::: Dataset records

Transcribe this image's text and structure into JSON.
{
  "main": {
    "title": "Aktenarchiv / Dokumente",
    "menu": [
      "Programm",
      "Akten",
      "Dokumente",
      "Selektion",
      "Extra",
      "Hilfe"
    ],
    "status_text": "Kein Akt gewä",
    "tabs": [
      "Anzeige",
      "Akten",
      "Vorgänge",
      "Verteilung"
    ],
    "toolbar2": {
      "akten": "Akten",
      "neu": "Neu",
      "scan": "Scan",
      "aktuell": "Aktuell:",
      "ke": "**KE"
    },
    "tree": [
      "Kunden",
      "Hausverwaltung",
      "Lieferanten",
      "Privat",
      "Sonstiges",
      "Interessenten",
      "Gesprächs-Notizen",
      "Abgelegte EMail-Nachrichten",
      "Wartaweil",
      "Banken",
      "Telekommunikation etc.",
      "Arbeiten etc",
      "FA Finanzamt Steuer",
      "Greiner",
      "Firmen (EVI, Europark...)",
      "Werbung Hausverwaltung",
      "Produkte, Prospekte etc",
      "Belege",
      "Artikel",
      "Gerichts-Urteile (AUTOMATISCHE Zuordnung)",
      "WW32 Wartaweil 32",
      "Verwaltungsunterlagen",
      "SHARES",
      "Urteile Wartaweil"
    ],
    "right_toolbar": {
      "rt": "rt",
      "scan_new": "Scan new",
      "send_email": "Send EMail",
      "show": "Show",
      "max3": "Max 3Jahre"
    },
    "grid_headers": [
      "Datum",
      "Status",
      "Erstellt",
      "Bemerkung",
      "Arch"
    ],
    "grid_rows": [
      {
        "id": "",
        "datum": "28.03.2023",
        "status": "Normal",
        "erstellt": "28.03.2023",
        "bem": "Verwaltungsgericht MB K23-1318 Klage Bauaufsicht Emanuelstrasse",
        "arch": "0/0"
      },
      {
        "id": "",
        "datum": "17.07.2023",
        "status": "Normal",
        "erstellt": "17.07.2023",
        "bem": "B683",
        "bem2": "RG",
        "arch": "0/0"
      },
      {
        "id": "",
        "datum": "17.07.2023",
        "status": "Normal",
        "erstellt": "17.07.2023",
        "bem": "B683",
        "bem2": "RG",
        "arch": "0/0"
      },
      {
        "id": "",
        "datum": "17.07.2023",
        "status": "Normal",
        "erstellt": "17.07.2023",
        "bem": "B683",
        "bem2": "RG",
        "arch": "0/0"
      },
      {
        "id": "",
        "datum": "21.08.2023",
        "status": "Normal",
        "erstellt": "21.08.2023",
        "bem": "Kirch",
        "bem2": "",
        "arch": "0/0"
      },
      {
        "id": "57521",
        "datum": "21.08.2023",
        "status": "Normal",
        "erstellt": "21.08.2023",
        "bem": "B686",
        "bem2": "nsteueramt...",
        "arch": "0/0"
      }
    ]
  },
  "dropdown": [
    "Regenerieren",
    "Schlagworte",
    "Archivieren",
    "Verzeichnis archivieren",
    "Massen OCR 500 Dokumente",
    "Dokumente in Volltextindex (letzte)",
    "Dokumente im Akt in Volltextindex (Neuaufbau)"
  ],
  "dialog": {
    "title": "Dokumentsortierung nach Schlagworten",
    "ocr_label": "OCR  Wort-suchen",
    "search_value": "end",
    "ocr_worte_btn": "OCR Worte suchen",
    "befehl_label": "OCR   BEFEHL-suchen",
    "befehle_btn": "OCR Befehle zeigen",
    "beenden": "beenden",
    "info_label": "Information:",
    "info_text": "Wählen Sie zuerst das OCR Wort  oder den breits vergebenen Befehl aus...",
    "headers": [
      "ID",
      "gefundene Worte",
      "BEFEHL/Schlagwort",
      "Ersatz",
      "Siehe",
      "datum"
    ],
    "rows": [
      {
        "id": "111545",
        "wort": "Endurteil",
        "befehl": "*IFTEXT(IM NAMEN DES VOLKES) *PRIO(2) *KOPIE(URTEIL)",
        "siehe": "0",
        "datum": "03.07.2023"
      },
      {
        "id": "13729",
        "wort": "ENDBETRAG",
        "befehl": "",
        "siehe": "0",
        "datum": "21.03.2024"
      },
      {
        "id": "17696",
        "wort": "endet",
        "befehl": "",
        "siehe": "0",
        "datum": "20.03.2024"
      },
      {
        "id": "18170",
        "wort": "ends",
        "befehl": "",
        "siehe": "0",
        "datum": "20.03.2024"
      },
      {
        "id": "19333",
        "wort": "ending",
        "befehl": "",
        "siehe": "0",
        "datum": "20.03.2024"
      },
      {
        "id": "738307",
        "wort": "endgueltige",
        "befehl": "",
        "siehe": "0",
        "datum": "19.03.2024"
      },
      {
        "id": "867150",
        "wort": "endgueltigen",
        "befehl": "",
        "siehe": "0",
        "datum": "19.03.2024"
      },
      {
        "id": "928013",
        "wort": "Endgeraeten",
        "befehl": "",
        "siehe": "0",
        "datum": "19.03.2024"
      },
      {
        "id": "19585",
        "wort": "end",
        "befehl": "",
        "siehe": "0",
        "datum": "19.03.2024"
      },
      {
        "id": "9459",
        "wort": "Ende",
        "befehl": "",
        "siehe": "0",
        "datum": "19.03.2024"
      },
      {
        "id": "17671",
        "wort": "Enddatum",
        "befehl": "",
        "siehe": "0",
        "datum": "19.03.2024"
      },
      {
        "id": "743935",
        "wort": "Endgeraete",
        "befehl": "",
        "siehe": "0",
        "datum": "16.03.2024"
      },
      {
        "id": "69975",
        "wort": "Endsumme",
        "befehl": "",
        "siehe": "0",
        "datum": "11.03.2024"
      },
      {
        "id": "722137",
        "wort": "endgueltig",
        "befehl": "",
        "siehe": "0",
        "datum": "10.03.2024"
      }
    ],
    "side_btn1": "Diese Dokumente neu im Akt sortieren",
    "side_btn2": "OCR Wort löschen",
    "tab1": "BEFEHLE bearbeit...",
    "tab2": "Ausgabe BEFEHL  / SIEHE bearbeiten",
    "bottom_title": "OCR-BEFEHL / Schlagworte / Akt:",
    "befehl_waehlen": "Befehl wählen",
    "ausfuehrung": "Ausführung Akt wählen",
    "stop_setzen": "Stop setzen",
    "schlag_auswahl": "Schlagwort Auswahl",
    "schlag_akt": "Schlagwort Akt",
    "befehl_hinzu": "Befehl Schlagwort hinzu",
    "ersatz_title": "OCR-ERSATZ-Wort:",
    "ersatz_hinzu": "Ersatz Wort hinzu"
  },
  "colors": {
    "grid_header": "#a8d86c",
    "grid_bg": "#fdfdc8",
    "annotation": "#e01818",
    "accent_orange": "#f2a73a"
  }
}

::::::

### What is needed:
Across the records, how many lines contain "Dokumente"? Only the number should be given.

### Task output:
6